To start to answer your question, the original topic of this thread is about UserContent in a loaded control. The redundant call issue was remedied. The ID issue, I believe I resolved by asserting IDModes explicitly.
But the topic evolved into other issues related to UserControl reusability when attempting to render entirely new User Controls in a DirectEvent/Method. I describe why I had to create the DirectRendering property because Ext.Net has no way to indicate a 3rd mode where the UserControl's Page lifecycle calls Page_Load and you actually want the Page_Load to bind control data.
Typically, in a standard reloading of a page in a DirectEvent/Method, User Controls that are statically bound in the presentation layer or are explicitly dynamically added in the Page_Load lifecycle may not need to be bound because the DirectEvent/Method being called does not require the heavier binding cost of all controls to complete its purpose/function. Typically one tests X.IsAjaxRequest and skips around the binding. That is, it's not always necessary to do all the binding of all controls every time a DirectEvent/Method is fired so it makes sense to

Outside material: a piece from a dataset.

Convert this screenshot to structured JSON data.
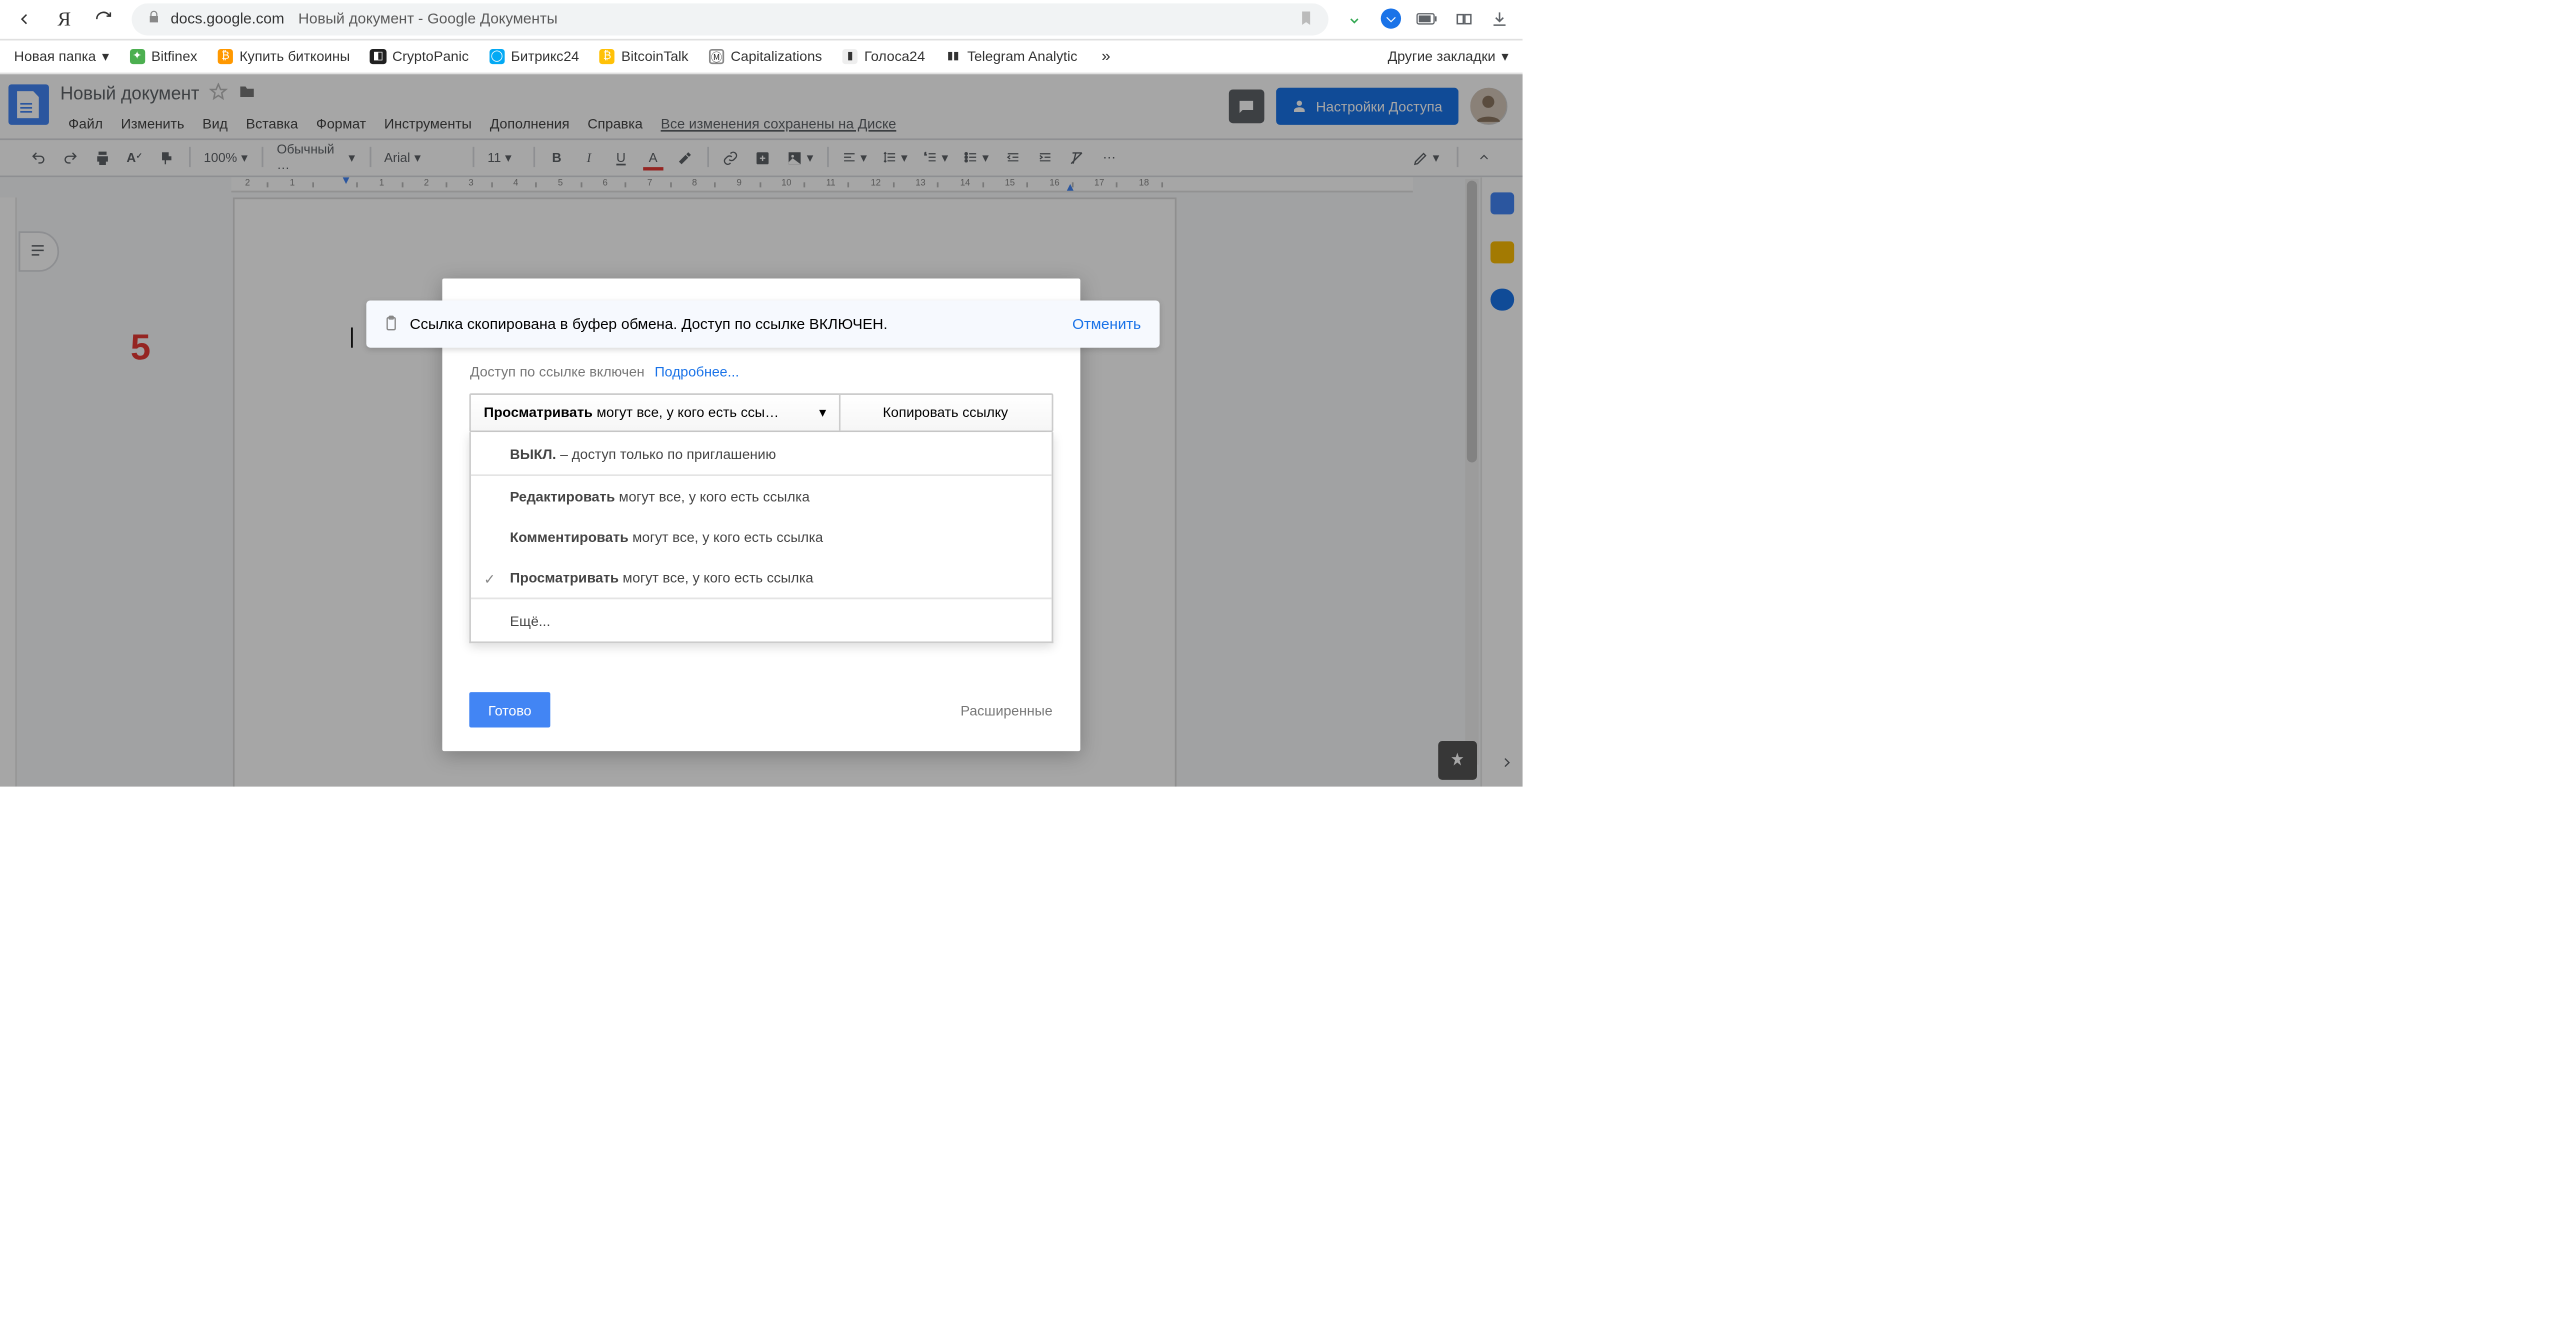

However, I had cases where the DirectEvent/Method was responsible for rendering a totally new UserControl and that was triggering it's Page_Load. In that case, while in the DirectEvent/Method, you actually want the binding of the control to happen before it's rendering because its created during the DE/M. If the developer does the typical test of X.IsAjaxRequest, it will incidentally skip the binding which is not correct. That's why I created DirectRendering and IsAjaxRequestNotRendering properties so that instead in Page_Load I could test
This property returns true only if DirectRendering==false and X.IsAjaxRequest==true so that the User Control can bind the control even though it is inside the DirectEvent/Method, just like it was an original render (GET). [in other words, bind if !X.IsAjaxRequest or (X.IsAjaxRequest and DirectRendering)].
Vladimir said my implementation wouldn't work in parallel mode. I never got the clarification of the scenario why. I suspect it has to do with async modes now popular with latest versions of MS MVC and WebForm Asynch Pages which might make sense as I use Context.Items which may change by the time it actually returns. I'm not sure that's actually true though without looking more closely the page life-cycle between the 1st pass and the 2nd reenter. I'm pretty sure that the Page_Load events called after the original DirectEvent/Method are within the same thread though.
Anyway, so to answer your question, close it if I'm right about that last claim. Keep it open if Vladimir has more to add.
But since 3.0 is now on the docket, it's really time for you guys to look at the 3rd mode I've raised as an issue and look at it as a design concern. There are really 3 modes - 1. Original Load/Refresh (GET), 2. DirectEvent/Method (POST), and 3. DirectEvent/Method (POST) but now while rendering a new User Control that will call its Page_Load (which btw may have its own user controls it's rendering too).
And in most cases, the developer needs to ask/test one thing. Do I bind or exit in Page_Load? In the 1st case yes, 2nd case no, and 3rd case yes. It might even be that the developer may need to know which of the 3 modes it's actually in.